Google as R&D powerhouse
The positive view of Google’s seemingly disconnected product strategy is that Google is leaving no stone unturned in its quest to capture the next hot market. Seemingly premature product announcements might serve as a public challenge to the developers, engineers, and product managers operating behind the scenes. Wheel out a Google bigwig to announce “the next big thing,” and the pressure is on to produce. Google might even be leveraging the press to its distinct advantage. The announcement of the original Nexus phone had a gushing technology press predicting that Google would “revolutionize” the entire mobile industry with millions in free press. Prematurely announcing products that are rapidly cancelled might be a quick way to gauge a market before investing the resources required to create a full-blown product offering.
For IT leaders, Google presents an enviable environment where no technology goes unnoticed, and seemingly limitless amounts of time and treasure are available to experiment with the latest technologies in the hope that you’re on the cutting edge of the next technical revolution.
Google as Microsoft 2.0

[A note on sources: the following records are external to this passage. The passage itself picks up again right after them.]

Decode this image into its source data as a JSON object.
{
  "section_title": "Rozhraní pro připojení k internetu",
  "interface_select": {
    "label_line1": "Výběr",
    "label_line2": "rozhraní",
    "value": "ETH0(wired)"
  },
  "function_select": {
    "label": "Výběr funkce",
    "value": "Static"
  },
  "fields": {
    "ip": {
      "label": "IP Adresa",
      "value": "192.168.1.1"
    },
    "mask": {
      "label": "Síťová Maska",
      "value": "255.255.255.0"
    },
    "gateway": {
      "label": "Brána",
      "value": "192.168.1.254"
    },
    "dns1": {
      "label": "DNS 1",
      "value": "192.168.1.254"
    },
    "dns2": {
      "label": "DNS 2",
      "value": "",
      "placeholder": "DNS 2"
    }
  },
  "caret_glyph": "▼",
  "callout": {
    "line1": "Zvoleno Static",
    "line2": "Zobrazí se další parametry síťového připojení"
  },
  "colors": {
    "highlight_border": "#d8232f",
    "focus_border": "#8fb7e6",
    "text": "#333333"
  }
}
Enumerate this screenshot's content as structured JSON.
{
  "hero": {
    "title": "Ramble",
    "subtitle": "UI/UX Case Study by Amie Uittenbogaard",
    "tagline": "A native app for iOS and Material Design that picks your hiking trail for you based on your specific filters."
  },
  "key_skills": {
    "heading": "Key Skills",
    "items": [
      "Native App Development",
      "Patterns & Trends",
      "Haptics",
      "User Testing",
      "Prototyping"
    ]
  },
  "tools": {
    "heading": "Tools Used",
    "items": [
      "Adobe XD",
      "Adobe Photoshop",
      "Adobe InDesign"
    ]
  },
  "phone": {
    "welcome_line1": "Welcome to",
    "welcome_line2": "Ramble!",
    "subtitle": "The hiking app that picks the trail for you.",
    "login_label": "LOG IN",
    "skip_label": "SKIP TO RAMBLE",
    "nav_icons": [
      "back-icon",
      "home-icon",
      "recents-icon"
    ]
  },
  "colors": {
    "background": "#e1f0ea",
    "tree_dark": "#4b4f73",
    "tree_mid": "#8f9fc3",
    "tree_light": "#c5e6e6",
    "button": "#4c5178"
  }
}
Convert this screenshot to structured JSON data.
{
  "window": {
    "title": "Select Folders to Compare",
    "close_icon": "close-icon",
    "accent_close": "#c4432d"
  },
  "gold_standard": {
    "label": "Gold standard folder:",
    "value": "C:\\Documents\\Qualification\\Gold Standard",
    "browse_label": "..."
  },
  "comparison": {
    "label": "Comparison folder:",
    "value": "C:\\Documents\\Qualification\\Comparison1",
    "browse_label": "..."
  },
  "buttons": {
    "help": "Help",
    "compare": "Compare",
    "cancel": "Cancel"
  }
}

A more cynical view of Google might draw parallels with Microsoft. Microsoft was arguably the software company to beat and the company most in the IT industry looked to for the next big innovation. In its heyday, Microsoft pursued everything from speech and handwriting recognition to concepts well ahead of their time, like smart “virtual assistant” technology that never quite made it. Microsoft also inspired leagues of passionate fans and equally vocal detractors, an arousal of emotion around the company that now seems quaint.
Despite still being an industry powerhouse, most now look elsewhere for the cutting-edge IT innovations, and see Microsoft as an old-line company catering to staid corporate-types rather than cutting-edge techno hipsters. Google could be regarded as following in Microsoft’s footsteps. No longer the innovator, Google shows up to each new technology with a wad of cash and what might appear to be a strategy of “follow the shiny things” rather than shrewdly planned innovation. For several years, Google has turned its guns on the social media sphere, launching several iterations of products designed to combat Facebook, complete with Microsoft-esque media campaigns that try to make the company appear to be the innovator rather than the local Mafioso, coming to collect his piece of the action.
So what is it? Shrewd innovator or “throw stuff at the wall and see what sticks”?
Product development is a difficult game, clearly evidenced by the litany of companies whose fortunes have reversed more times than an election-year politician’s political stance. One striking difference I see with Google versus Microsoft is that Google seems more willing to aggressively cancel products. Microsoft aggressively took technologies 70% of the way there, often well ahead of their time, then let them languish until an upstart competitor took them the rest of the way and piqued Microsoft’s attention.
As outsiders we’ll probably never know if each new Google product is a carefully considered element in a master product plan with growth expectations, or underlying technologies that are part of a larger picture, or if anyone with a bright idea can get a cost center and six months. R&D is a critical element of any product company, but I get worried when the approach seems to border on the scattershot rather than naturally expanding on core competencies. In either case, the company that strives too much toward innovation and R&S is a rare breed, and most of us could benefit from incorporating a little bit of Google’s model, experimenting with a broad array of technologies, expecting many to fail, cancelling those that don’t meet expectations, and moving on.